In one of America's deadliest wildfires, the total death toll remains unclear as an unknown number of people remain missing in Hawaii. After three weeks of searching, crews in Maui's historic seaside community of Lahaina have all but finished looking for victims of the devastating fire. The current count of the dead stands at 115, but there are still many people missing. Authorities believe that responders have already recovered any remains that are recognizable, and they are now shifting their focus to removing hazardous waste and making the area safe for residents to return.

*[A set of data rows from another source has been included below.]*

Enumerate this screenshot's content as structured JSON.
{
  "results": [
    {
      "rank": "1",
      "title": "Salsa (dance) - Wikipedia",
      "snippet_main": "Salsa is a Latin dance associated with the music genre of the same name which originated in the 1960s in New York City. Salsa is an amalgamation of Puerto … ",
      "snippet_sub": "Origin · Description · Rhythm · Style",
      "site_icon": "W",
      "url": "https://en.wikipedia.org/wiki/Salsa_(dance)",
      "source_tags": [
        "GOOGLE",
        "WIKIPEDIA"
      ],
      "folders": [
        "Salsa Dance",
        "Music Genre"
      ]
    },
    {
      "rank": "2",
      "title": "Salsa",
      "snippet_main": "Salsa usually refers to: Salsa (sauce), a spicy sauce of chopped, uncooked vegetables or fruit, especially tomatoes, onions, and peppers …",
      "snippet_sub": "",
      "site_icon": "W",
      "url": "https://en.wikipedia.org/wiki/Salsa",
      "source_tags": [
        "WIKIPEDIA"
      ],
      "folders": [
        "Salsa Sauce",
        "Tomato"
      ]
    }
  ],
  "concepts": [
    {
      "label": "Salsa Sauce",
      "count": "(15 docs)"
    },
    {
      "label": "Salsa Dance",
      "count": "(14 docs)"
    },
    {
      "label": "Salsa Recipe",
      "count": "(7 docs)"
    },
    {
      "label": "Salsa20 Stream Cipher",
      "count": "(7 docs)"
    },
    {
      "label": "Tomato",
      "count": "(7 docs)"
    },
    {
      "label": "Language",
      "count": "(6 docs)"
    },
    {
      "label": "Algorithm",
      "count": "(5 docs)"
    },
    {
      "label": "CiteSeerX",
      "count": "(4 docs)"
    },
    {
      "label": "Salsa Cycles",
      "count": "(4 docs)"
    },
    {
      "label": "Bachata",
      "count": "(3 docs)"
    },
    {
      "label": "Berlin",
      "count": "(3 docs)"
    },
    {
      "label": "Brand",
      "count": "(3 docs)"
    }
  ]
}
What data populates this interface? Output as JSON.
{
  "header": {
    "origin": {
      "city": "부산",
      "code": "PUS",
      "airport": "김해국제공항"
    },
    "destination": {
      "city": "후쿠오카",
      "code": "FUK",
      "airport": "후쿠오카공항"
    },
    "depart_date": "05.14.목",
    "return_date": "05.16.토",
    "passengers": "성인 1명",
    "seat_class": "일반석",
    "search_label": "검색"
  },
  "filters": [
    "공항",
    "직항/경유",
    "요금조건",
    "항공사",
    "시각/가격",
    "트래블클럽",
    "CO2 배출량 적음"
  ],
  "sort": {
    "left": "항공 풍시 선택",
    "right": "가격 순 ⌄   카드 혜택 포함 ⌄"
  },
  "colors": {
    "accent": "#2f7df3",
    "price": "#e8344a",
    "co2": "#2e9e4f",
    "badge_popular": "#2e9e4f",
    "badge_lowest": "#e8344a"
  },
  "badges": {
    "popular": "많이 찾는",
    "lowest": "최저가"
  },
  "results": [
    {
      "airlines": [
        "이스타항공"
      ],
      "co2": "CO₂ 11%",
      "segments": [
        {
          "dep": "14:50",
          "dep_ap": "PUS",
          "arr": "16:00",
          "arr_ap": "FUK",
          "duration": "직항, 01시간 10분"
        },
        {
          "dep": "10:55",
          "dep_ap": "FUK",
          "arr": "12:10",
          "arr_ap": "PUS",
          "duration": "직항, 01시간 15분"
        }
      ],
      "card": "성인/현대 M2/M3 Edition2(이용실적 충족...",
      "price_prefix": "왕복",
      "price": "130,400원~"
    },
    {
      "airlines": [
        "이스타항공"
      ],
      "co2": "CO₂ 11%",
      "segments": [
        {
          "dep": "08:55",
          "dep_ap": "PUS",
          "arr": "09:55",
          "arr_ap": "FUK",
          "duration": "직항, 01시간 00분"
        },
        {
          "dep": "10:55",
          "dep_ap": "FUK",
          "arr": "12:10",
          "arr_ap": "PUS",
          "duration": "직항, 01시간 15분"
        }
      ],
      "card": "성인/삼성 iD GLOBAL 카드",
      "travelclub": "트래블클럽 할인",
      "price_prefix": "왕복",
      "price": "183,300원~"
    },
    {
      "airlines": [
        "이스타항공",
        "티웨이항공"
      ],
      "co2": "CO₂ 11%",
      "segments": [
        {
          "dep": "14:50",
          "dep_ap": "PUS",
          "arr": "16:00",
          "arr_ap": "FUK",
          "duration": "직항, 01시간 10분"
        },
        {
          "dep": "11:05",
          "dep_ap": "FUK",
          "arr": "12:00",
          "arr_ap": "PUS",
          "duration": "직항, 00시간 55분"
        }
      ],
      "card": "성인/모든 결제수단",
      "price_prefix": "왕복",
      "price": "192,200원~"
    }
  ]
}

Darryl Oliveira, the interim administrator of the Maui Emergency Management Agency, announced at a news conference that the search and recovery mission is almost complete, and they are moving into the next phase, which involves hazardous waste removal by the U.S. Environmental Protection Agency (EPA). Urban search and rescue teams have completed their searches on land, but there is still ongoing search activity in the ocean off Lahaina. The FBI is conducting a search along the coastline, but no human remains have been found thus far.
Maui Police Chief John Pelletier stated that there are 110 missing persons reports filed with the Maui police, and over 50 of those cases are still active and being worked on. Although the initial land search has been completed, authorities may revisit certain areas based on details from the missing person reports. Pelletier emphasized the need for trust and patience as officials continue to identify remains and go through the lists of the missing. So far, 45 of those killed have been identified and their loved ones notified. DNA samples have been collected from 120 individuals to aid in the identification process, and more samples are being gathered.
The EPA is now stepping in to search for and remove hazardous materials, such as paints, pesticides, and batteries, by hand. Lahaina had numerous lithium-ion solar-powered energy storage batteries, which will be treated as potentially dangerous. Asbestos material will also be removed, and any asbestos found in the ash will be addressed in the subsequent phase of cleanup. The EPA plans to apply a non-toxic, biodegradable adhesive called Soiltac to prevent ash from migrating into the ocean. They have also integrated cultural observers into their teams to ensure that the cleanup is done with caution, reverence, and respect for the historic and cultural significance of Lahaina.
According to Maui Mayor Richard Bissen, the toxic debris collected by the EPA will be shipped to the continental U.S. and will not remain on Maui or in Hawaii. This decision was made to protect the health and safety of the residents. The county did not sound its emergency sirens to warn residents of the fire when it initially spread on August 8. However, officials are now working on new protocols to incorporate sirens as a tool for early warning, especially given the overlapping hurricane season and dry conditions on Maui and statewide.
On August 24, Maui County officials released the names of 388 people who were initially unaccounted for, out of an estimated group of 1,000-1,100 missing individuals provided by the FBI. However, within a day, more than 100 people or their relatives came forward to confirm that they were safe. The FBI clarified that this does not necessarily mean that those individuals have been removed from the list, as the new information still needs to be vetted and confirmed.
The wildfire not only caused breathing issues due to smoke but also released toxic chemicals as it burned through industrial items, buildings, and cars. The state's Department of Health has identified "toxic contaminants present in debris and ash" as a top hazard concern in Lahaina. Other heavy metals and chemicals, including asbestos, may also be present in the ashen remains of the city.